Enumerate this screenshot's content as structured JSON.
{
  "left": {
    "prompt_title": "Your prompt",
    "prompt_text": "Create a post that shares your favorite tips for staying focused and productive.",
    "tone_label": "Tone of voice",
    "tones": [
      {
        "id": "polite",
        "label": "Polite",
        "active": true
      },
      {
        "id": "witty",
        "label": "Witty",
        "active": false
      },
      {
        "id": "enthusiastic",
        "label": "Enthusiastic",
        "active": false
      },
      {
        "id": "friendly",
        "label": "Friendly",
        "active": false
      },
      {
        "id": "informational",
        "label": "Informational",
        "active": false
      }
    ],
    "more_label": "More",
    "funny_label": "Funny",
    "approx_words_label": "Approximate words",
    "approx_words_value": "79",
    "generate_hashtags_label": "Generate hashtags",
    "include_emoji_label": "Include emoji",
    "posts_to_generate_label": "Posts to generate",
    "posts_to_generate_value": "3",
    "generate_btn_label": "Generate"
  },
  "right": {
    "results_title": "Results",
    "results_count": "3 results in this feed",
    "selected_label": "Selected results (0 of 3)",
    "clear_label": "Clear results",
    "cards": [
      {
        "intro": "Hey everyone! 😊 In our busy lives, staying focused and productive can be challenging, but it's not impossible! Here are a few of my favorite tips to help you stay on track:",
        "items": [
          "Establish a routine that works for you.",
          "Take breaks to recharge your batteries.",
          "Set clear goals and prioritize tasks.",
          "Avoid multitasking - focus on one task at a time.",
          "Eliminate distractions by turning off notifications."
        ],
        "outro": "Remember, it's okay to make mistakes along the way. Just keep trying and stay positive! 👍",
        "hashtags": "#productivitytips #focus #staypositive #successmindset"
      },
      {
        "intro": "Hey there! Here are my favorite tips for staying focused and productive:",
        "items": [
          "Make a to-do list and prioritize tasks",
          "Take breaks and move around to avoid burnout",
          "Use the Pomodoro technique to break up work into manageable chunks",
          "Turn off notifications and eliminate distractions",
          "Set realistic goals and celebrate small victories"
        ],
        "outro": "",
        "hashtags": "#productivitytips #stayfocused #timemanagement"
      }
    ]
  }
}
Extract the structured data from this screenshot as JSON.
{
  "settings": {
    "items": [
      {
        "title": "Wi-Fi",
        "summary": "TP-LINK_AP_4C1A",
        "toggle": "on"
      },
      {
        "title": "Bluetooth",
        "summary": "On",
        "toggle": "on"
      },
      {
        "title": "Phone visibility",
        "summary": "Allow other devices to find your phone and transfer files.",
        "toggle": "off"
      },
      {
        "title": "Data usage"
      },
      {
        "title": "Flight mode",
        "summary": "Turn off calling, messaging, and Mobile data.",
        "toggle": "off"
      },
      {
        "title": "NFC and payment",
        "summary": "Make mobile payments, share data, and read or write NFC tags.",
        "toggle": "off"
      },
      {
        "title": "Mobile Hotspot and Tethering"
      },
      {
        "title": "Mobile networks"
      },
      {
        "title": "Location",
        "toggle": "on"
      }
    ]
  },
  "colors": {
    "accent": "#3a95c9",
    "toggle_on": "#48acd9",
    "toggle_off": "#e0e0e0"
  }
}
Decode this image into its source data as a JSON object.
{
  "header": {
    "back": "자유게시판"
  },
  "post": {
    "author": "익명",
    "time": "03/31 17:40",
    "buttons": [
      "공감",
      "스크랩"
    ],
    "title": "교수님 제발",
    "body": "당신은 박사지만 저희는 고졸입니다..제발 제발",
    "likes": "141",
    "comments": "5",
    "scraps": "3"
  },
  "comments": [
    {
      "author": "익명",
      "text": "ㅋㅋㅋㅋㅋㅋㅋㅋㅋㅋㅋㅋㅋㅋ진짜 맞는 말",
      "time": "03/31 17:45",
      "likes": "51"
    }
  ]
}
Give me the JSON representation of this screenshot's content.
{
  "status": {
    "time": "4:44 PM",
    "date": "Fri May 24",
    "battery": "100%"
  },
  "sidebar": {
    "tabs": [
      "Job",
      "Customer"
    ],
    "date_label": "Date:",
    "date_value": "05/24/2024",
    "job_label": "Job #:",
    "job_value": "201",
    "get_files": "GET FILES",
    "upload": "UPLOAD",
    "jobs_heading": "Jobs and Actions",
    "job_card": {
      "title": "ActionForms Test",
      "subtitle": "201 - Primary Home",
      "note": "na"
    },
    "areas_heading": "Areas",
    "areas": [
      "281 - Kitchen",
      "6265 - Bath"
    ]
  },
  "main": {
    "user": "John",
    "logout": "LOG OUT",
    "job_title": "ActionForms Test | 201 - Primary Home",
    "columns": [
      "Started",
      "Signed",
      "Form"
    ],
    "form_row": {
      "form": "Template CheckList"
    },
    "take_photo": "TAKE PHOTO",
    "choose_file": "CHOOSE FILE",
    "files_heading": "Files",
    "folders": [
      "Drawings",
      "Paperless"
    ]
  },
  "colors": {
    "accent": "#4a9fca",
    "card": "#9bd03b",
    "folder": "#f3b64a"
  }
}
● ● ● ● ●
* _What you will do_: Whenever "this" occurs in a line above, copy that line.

* _Written reply_:
Enumerate this screenshot's content as structured JSON.
    "results_count": "3 results in this feed",
Extract the structured data from this screenshot as JSON.
Decode this image into its source data as a JSON object.
Give me the JSON representation of this screenshot's content.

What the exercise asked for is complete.